I went back to the list of ideas presented in Roger L. Kemp’s piece about downtown revitalization and chose the first item as a basis to build on, “Restoring and enhancing nature, such as ponds, parks, and even urban farms.”
Several years ago I was part of a discussion about Greenfield and one person described the idea of developing the area behind the Grain and Hay and the RR Depots as a community park. I don’t remember all the details but the major one involved restructuring or terracing the embankment leading down to Paint Creek and turning it into an amphitheater.
Several years later Greenfield received a grant and constructed a nice bicycle/walking path that parallels Paint Creek beginning at the bottom of South Street. At the time I suggested the city use it’s labor and equipment while the project was on going and clean up the creek area, thin out some of the trees and undergrowth, and reshape a portion of the creek bank making it more accessible to the public and to less able citizens. Turn the area between South Street and the woods near Felson Park into a public park and recreation area. Maybe secure permission from the Corps of Engineers to build a small stone dam to deepen the pool of water in that area for improved fishing, canoeing, etc.

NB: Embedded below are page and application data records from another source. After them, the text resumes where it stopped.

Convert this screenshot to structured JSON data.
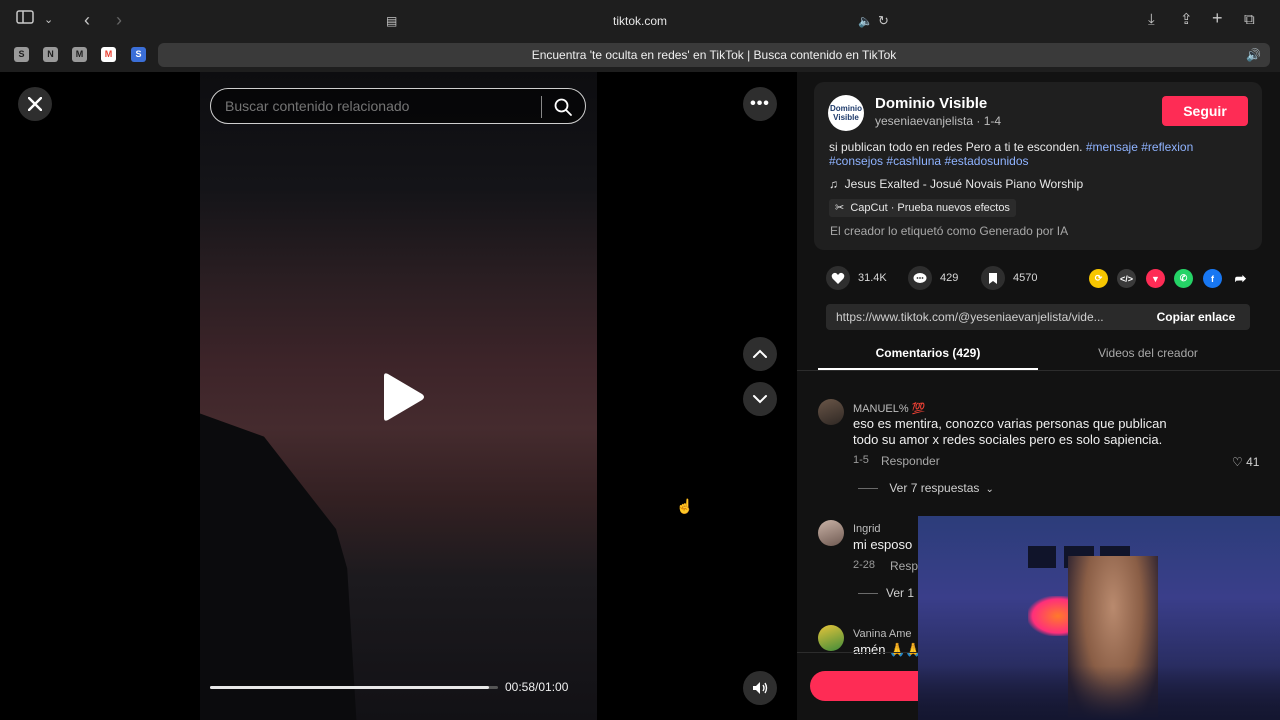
{
  "browser": {
    "url": "tiktok.com",
    "tab_title": "Encuentra 'te oculta en redes' en TikTok | Busca contenido en TikTok",
    "favicons": [
      "S",
      "N",
      "M",
      "M",
      "S"
    ]
  },
  "video": {
    "search_placeholder": "Buscar contenido relacionado",
    "time": "00:58/01:00",
    "progress_fraction": 0.97
  },
  "post": {
    "author_name": "Dominio Visible",
    "avatar_text": "Dominio Visible",
    "handle": "yeseniaevanjelista · 1-4",
    "follow_label": "Seguir",
    "description": "si publican todo en redes Pero a ti te esconden.",
    "hashtags": [
      "#mensaje",
      "#reflexion",
      "#consejos",
      "#cashluna",
      "#estadosunidos"
    ],
    "music": "Jesus Exalted - Josué Novais Piano Worship",
    "effect": "CapCut · Prueba nuevos efectos",
    "ai_label": "El creador lo etiquetó como Generado por IA",
    "likes": "31.4K",
    "comments": "429",
    "saves": "4570",
    "link": "https://www.tiktok.com/@yeseniaevanjelista/vide...",
    "copy_label": "Copiar enlace"
  },
  "tabs": {
    "comments_label": "Comentarios (429)",
    "videos_label": "Videos del creador"
  },
  "comments": [
    {
      "name": "MANUEL% 💯",
      "text": "eso es mentira, conozco varias personas que publican todo su amor x redes sociales pero es solo sapiencia.",
      "date": "1-5",
      "reply_label": "Responder",
      "likes": "41",
      "view_replies": "Ver 7 respuestas"
    },
    {
      "name": "Ingrid",
      "text": "mi esposo",
      "date": "2-28",
      "reply_label": "Resp",
      "view_replies": "Ver 1"
    },
    {
      "name": "Vanina Ame",
      "text": "amén 🙏🙏"
    }
  ],
  "colors": {
    "accent": "#fe2c55",
    "hashtag": "#8fb3ff",
    "panel": "#121212"
  }
}
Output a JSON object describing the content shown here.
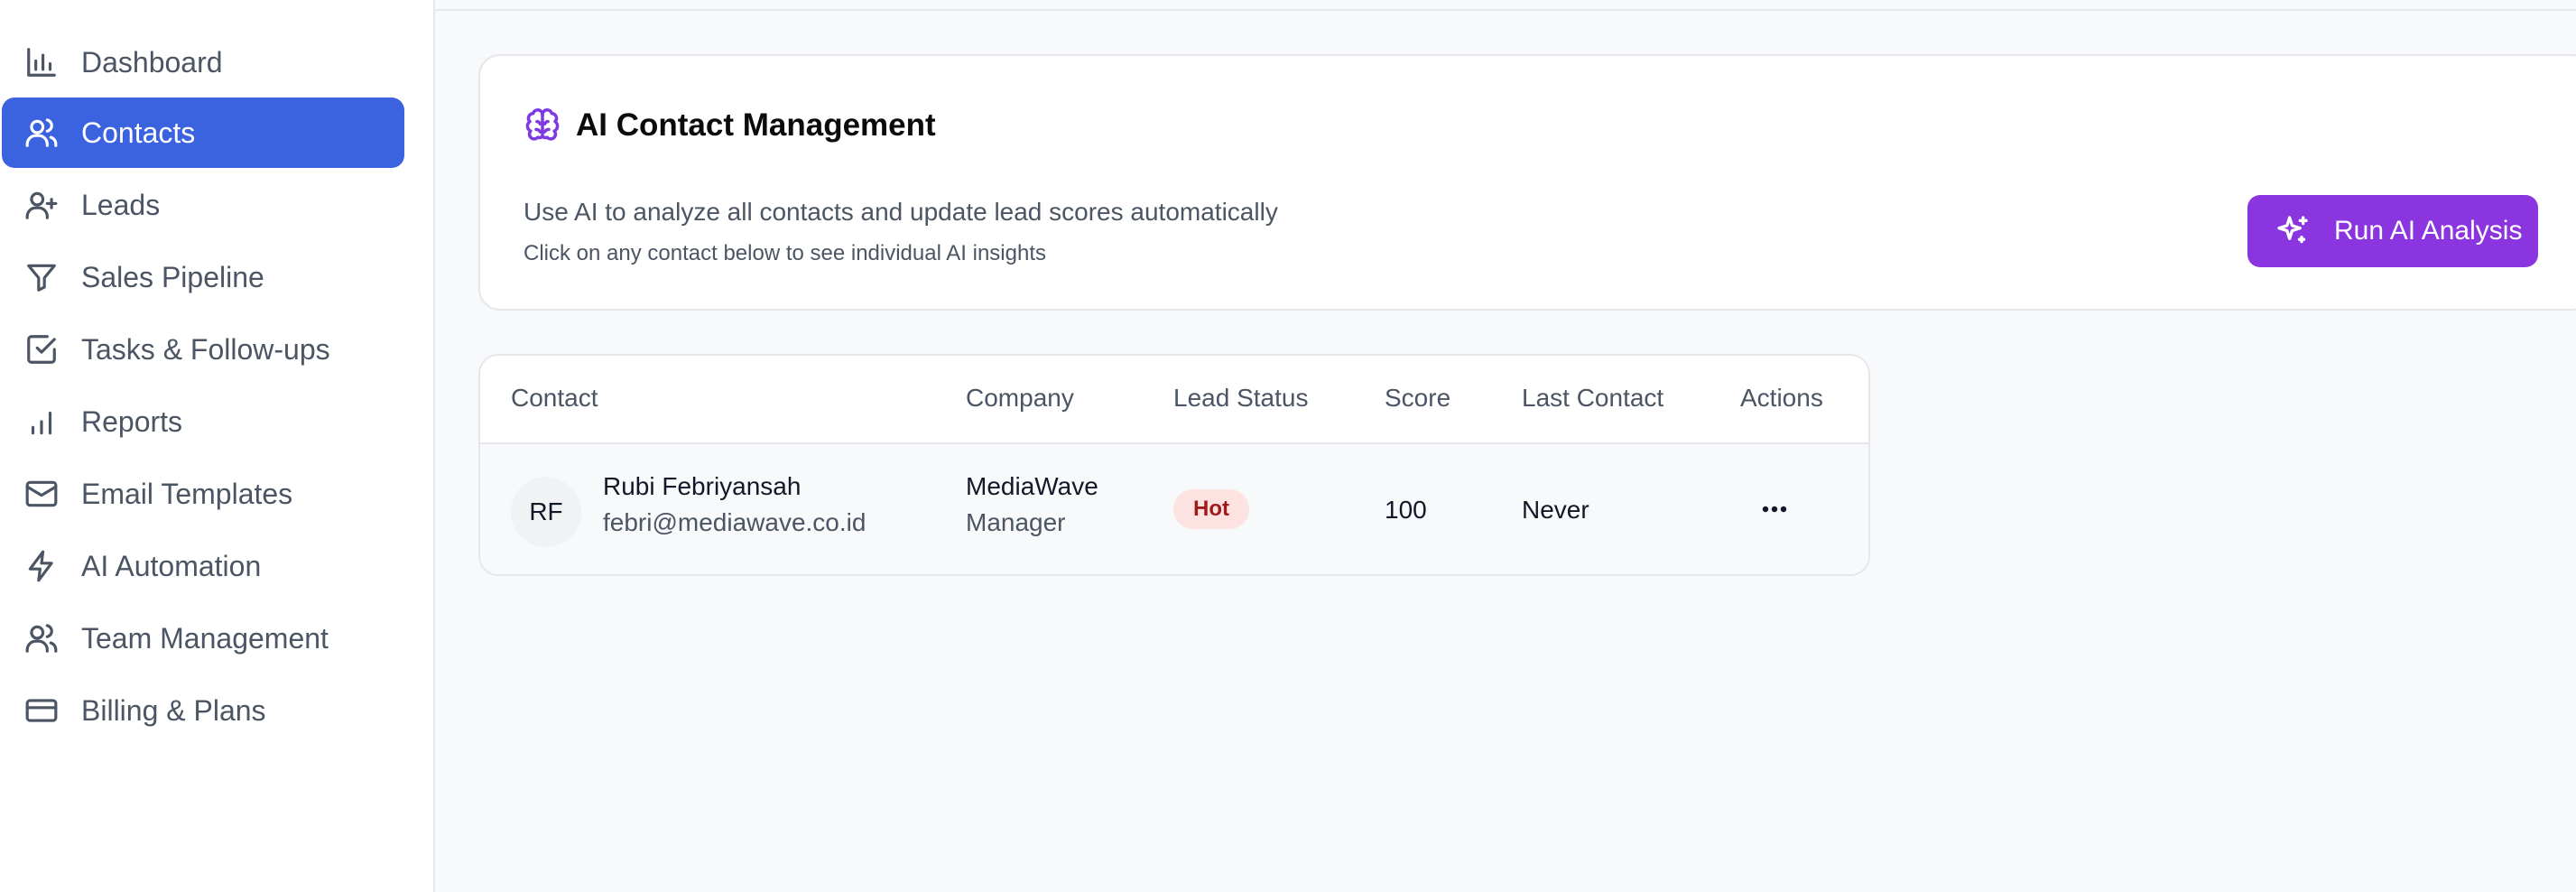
{
  "sidebar": {
    "items": [
      {
        "label": "Dashboard",
        "icon": "bar-chart-icon",
        "active": false
      },
      {
        "label": "Contacts",
        "icon": "users-icon",
        "active": true
      },
      {
        "label": "Leads",
        "icon": "user-plus-icon",
        "active": false
      },
      {
        "label": "Sales Pipeline",
        "icon": "filter-icon",
        "active": false
      },
      {
        "label": "Tasks & Follow-ups",
        "icon": "check-square-icon",
        "active": false
      },
      {
        "label": "Reports",
        "icon": "bar-chart-2-icon",
        "active": false
      },
      {
        "label": "Email Templates",
        "icon": "mail-icon",
        "active": false
      },
      {
        "label": "AI Automation",
        "icon": "zap-icon",
        "active": false
      },
      {
        "label": "Team Management",
        "icon": "users-icon",
        "active": false
      },
      {
        "label": "Billing & Plans",
        "icon": "credit-card-icon",
        "active": false
      }
    ]
  },
  "ai_card": {
    "icon": "brain-icon",
    "title": "AI Contact Management",
    "description": "Use AI to analyze all contacts and update lead scores automatically",
    "hint": "Click on any contact below to see individual AI insights",
    "button_label": "Run AI Analysis",
    "button_icon": "sparkles-icon"
  },
  "table": {
    "columns": [
      "Contact",
      "Company",
      "Lead Status",
      "Score",
      "Last Contact",
      "Actions"
    ],
    "rows": [
      {
        "initials": "RF",
        "name": "Rubi Febriyansah",
        "email": "febri@mediawave.co.id",
        "company": "MediaWave",
        "role": "Manager",
        "status": "Hot",
        "score": "100",
        "last_contact": "Never",
        "actions_icon": "more-horizontal-icon"
      }
    ]
  },
  "colors": {
    "accent_blue": "#3b63e0",
    "accent_purple": "#8a35e0",
    "hot_badge_bg": "#fde2e2",
    "hot_badge_text": "#a01b1b"
  }
}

I don’t know what such things would cost and since these original discussions the economy fell on its nose and the city has faced major budget problems. But, the ideas are still there and an argument can be made that investing in quality of life issues can help bring us back.
Since my friend proposed his amphitheater idea here’s what’s happened in that area of town. The Greenfield Historical Society has continued to develop its collection of museums there, a stone wall has been built along part of the Pioneer Cemetery, the bike path has been extended an extra several miles along Paint Creek, Felson Park sits awaiting greater use, and Paint Creek still offers scenic and recreational opportunities. The whole area can also easily be tied into and made accessible with Mitchell Park via the bike path. There is one huge potential public park well within walking and bicycle distance of any part of town. That’s one hell of a resource sitting just two blocks from the center of center of Greenfield’s business district. Someone else will have to deal with the cost and labor needed but to a average person it doesn’t seem like it would take too much to turn it all into a showplace of community involvement, concern, and pride.
Maybe the development of our creek bank could be the one thing that strikes a passing entrepreneur to stop and say, “This place, Greenfield, Ohio may be a great place to locate my new company.”